YOUR GOAL:
The whole of the data is to be returned without a single change.

--- DATA PROVIDED ---

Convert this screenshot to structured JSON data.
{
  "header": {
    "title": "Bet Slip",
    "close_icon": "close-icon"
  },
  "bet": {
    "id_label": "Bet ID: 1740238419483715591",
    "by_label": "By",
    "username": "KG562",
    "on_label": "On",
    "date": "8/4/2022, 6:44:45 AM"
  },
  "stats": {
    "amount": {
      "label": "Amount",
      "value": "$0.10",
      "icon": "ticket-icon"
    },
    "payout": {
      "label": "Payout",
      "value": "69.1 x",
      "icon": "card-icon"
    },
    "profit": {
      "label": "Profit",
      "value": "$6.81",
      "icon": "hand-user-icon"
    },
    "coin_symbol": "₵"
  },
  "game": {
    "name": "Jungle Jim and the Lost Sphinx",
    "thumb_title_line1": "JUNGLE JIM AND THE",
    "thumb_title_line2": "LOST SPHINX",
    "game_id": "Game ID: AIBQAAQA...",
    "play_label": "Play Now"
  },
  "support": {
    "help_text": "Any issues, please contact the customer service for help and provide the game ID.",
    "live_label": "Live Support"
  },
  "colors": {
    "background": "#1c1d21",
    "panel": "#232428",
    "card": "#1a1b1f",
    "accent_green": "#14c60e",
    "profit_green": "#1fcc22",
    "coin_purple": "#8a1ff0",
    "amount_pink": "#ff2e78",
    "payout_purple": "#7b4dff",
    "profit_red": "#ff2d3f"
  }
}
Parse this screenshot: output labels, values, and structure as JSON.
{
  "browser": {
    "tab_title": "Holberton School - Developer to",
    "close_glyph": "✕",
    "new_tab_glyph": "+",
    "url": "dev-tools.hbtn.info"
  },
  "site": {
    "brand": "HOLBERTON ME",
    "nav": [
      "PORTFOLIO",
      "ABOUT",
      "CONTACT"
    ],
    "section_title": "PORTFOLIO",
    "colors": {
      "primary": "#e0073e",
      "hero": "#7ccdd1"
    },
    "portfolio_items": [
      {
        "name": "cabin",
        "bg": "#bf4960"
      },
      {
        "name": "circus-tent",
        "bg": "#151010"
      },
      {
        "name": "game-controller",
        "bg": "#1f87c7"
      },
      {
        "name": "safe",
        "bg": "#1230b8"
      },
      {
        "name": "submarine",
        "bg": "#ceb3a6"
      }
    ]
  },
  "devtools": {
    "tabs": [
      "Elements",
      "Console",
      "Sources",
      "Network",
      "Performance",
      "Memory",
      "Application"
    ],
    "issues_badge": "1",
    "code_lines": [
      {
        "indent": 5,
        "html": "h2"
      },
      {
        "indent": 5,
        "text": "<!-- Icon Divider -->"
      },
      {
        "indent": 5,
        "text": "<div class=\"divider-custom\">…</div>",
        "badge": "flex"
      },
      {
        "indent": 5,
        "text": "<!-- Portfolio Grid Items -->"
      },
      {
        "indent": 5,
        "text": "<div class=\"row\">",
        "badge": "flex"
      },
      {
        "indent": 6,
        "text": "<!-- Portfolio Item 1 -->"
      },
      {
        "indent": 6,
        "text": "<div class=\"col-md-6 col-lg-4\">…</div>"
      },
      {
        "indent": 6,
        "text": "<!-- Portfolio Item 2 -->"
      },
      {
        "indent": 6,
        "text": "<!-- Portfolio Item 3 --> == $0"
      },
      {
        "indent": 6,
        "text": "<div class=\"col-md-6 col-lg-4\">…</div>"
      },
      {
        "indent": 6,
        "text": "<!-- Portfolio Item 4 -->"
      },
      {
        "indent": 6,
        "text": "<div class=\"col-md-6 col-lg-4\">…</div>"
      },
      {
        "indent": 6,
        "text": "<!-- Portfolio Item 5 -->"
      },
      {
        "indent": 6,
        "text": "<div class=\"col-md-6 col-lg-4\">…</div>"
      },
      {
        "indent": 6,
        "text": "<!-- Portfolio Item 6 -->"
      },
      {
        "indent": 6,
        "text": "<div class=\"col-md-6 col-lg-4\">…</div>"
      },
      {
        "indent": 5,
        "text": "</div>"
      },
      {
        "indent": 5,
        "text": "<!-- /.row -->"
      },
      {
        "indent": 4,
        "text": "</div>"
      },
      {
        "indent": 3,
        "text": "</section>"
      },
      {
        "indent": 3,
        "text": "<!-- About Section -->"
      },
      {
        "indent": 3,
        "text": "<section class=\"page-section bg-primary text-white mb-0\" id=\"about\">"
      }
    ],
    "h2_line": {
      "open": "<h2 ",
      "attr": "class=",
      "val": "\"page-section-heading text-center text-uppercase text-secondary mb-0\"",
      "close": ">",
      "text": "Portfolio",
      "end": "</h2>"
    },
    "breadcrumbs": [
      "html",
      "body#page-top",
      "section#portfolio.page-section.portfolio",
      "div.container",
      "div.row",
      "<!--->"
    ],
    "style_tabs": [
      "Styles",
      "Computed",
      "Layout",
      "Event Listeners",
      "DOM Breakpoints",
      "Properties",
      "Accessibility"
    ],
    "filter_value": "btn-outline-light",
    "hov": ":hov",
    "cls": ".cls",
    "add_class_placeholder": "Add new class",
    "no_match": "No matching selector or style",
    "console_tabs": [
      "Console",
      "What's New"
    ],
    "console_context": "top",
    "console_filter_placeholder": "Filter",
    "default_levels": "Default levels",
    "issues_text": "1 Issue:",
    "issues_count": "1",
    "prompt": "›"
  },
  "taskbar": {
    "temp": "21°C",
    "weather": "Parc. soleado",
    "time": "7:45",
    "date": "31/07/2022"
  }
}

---

REPLY TO THE TASK:
Convert this screenshot to structured JSON data.
{
  "header": {
    "title": "Bet Slip",
    "close_icon": "close-icon"
  },
  "bet": {
    "id_label": "Bet ID: 1740238419483715591",
    "by_label": "By",
    "username": "KG562",
    "on_label": "On",
    "date": "8/4/2022, 6:44:45 AM"
  },
  "stats": {
    "amount": {
      "label": "Amount",
      "value": "$0.10",
      "icon": "ticket-icon"
    },
    "payout": {
      "label": "Payout",
      "value": "69.1 x",
      "icon": "card-icon"
    },
    "profit": {
      "label": "Profit",
      "value": "$6.81",
      "icon": "hand-user-icon"
    },
    "coin_symbol": "₵"
  },
  "game": {
    "name": "Jungle Jim and the Lost Sphinx",
    "thumb_title_line1": "JUNGLE JIM AND THE",
    "thumb_title_line2": "LOST SPHINX",
    "game_id": "Game ID: AIBQAAQA...",
    "play_label": "Play Now"
  },
  "support": {
    "help_text": "Any issues, please contact the customer service for help and provide the game ID.",
    "live_label": "Live Support"
  },
  "colors": {
    "background": "#1c1d21",
    "panel": "#232428",
    "card": "#1a1b1f",
    "accent_green": "#14c60e",
    "profit_green": "#1fcc22",
    "coin_purple": "#8a1ff0",
    "amount_pink": "#ff2e78",
    "payout_purple": "#7b4dff",
    "profit_red": "#ff2d3f"
  }
}
Parse this screenshot: output labels, values, and structure as JSON.
{
  "browser": {
    "tab_title": "Holberton School - Developer to",
    "close_glyph": "✕",
    "new_tab_glyph": "+",
    "url": "dev-tools.hbtn.info"
  },
  "site": {
    "brand": "HOLBERTON ME",
    "nav": [
      "PORTFOLIO",
      "ABOUT",
      "CONTACT"
    ],
    "section_title": "PORTFOLIO",
    "colors": {
      "primary": "#e0073e",
      "hero": "#7ccdd1"
    },
    "portfolio_items": [
      {
        "name": "cabin",
        "bg": "#bf4960"
      },
      {
        "name": "circus-tent",
        "bg": "#151010"
      },
      {
        "name": "game-controller",
        "bg": "#1f87c7"
      },
      {
        "name": "safe",
        "bg": "#1230b8"
      },
      {
        "name": "submarine",
        "bg": "#ceb3a6"
      }
    ]
  },
  "devtools": {
    "tabs": [
      "Elements",
      "Console",
      "Sources",
      "Network",
      "Performance",
      "Memory",
      "Application"
    ],
    "issues_badge": "1",
    "code_lines": [
      {
        "indent": 5,
        "html": "h2"
      },
      {
        "indent": 5,
        "text": "<!-- Icon Divider -->"
      },
      {
        "indent": 5,
        "text": "<div class=\"divider-custom\">…</div>",
        "badge": "flex"
      },
      {
        "indent": 5,
        "text": "<!-- Portfolio Grid Items -->"
      },
      {
        "indent": 5,
        "text": "<div class=\"row\">",
        "badge": "flex"
      },
      {
        "indent": 6,
        "text": "<!-- Portfolio Item 1 -->"
      },
      {
        "indent": 6,
        "text": "<div class=\"col-md-6 col-lg-4\">…</div>"
      },
      {
        "indent": 6,
        "text": "<!-- Portfolio Item 2 -->"
      },
      {
        "indent": 6,
        "text": "<!-- Portfolio Item 3 --> == $0"
      },
      {
        "indent": 6,
        "text": "<div class=\"col-md-6 col-lg-4\">…</div>"
      },
      {
        "indent": 6,
        "text": "<!-- Portfolio Item 4 -->"
      },
      {
        "indent": 6,
        "text": "<div class=\"col-md-6 col-lg-4\">…</div>"
      },
      {
        "indent": 6,
        "text": "<!-- Portfolio Item 5 -->"
      },
      {
        "indent": 6,
        "text": "<div class=\"col-md-6 col-lg-4\">…</div>"
      },
      {
        "indent": 6,
        "text": "<!-- Portfolio Item 6 -->"
      },
      {
        "indent": 6,
        "text": "<div class=\"col-md-6 col-lg-4\">…</div>"
      },
      {
        "indent": 5,
        "text": "</div>"
      },
      {
        "indent": 5,
        "text": "<!-- /.row -->"
      },
      {
        "indent": 4,
        "text": "</div>"
      },
      {
        "indent": 3,
        "text": "</section>"
      },
      {
        "indent": 3,
        "text": "<!-- About Section -->"
      },
      {
        "indent": 3,
        "text": "<section class=\"page-section bg-primary text-white mb-0\" id=\"about\">"
      }
    ],
    "h2_line": {
      "open": "<h2 ",
      "attr": "class=",
      "val": "\"page-section-heading text-center text-uppercase text-secondary mb-0\"",
      "close": ">",
      "text": "Portfolio",
      "end": "</h2>"
    },
    "breadcrumbs": [
      "html",
      "body#page-top",
      "section#portfolio.page-section.portfolio",
      "div.container",
      "div.row",
      "<!--->"
    ],
    "style_tabs": [
      "Styles",
      "Computed",
      "Layout",
      "Event Listeners",
      "DOM Breakpoints",
      "Properties",
      "Accessibility"
    ],
    "filter_value": "btn-outline-light",
    "hov": ":hov",
    "cls": ".cls",
    "add_class_placeholder": "Add new class",
    "no_match": "No matching selector or style",
    "console_tabs": [
      "Console",
      "What's New"
    ],
    "console_context": "top",
    "console_filter_placeholder": "Filter",
    "default_levels": "Default levels",
    "issues_text": "1 Issue:",
    "issues_count": "1",
    "prompt": "›"
  },
  "taskbar": {
    "temp": "21°C",
    "weather": "Parc. soleado",
    "time": "7:45",
    "date": "31/07/2022"
  }
}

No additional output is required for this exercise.